Android rolling out 'on-body detection' smart lock feature

Google appears to rolling out a new lock feature to certain Android 5.0 and up devices, a new spin on biometric security dubbed "on-body detection." Imagine that situation where you unlock your phone to read an email, finish and put it back in your pocket, only to take it out again 20 seconds later to check something else. On-body detection's purpose is to free you from repeatedly unlocking your phone as long as it remains in your hand or pocket.

The feature makes use of the device's accelerometer to know whether it's on your body or sitting on a table and not being touched. When first picked up, the phone needs to be unlocked via whichever method the user has set up, such as password or fingerprint. As long the device remains on the body, the password or fingerprint won't be needed to unlock.

This allows the same quick and easy access to the device as not having a locking method set up, but at the same time offers security if it's accidentally forgotten somewhere. It's worth noting that on-body detection isn't smart enough to know when the phone's owner is the one holding it, only that it's being held. So if the owner takes their device out of their pocket and immediately hands it to a friend, they would also be able to skip the unlocking step.

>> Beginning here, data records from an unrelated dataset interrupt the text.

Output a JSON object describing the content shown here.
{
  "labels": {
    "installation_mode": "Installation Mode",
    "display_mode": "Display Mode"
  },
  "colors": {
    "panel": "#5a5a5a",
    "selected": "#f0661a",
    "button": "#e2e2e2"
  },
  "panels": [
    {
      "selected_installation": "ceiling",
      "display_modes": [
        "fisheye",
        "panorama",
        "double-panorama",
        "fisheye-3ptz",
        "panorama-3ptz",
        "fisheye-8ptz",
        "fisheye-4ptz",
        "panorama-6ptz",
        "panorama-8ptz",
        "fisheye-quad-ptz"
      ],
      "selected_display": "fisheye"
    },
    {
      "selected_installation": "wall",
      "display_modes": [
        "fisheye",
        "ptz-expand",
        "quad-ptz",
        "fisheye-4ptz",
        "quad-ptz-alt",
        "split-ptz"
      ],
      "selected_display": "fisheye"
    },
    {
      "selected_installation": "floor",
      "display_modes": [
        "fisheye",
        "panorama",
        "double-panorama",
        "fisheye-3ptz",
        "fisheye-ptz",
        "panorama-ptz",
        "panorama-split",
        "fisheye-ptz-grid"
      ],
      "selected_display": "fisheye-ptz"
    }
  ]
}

Android Police has heard from several users that on-body detection is appearing on many Nexus devices, including the Nexus 4, running Android 5.0.1, although it's been reported to have turned up on other phones as well. The feature doesn't seem to be directly tied to Android 5.1, but rather the latest version of Google Play Services (7.0.97), so that's probably the most likely spot look for it.

SOURCE Android Police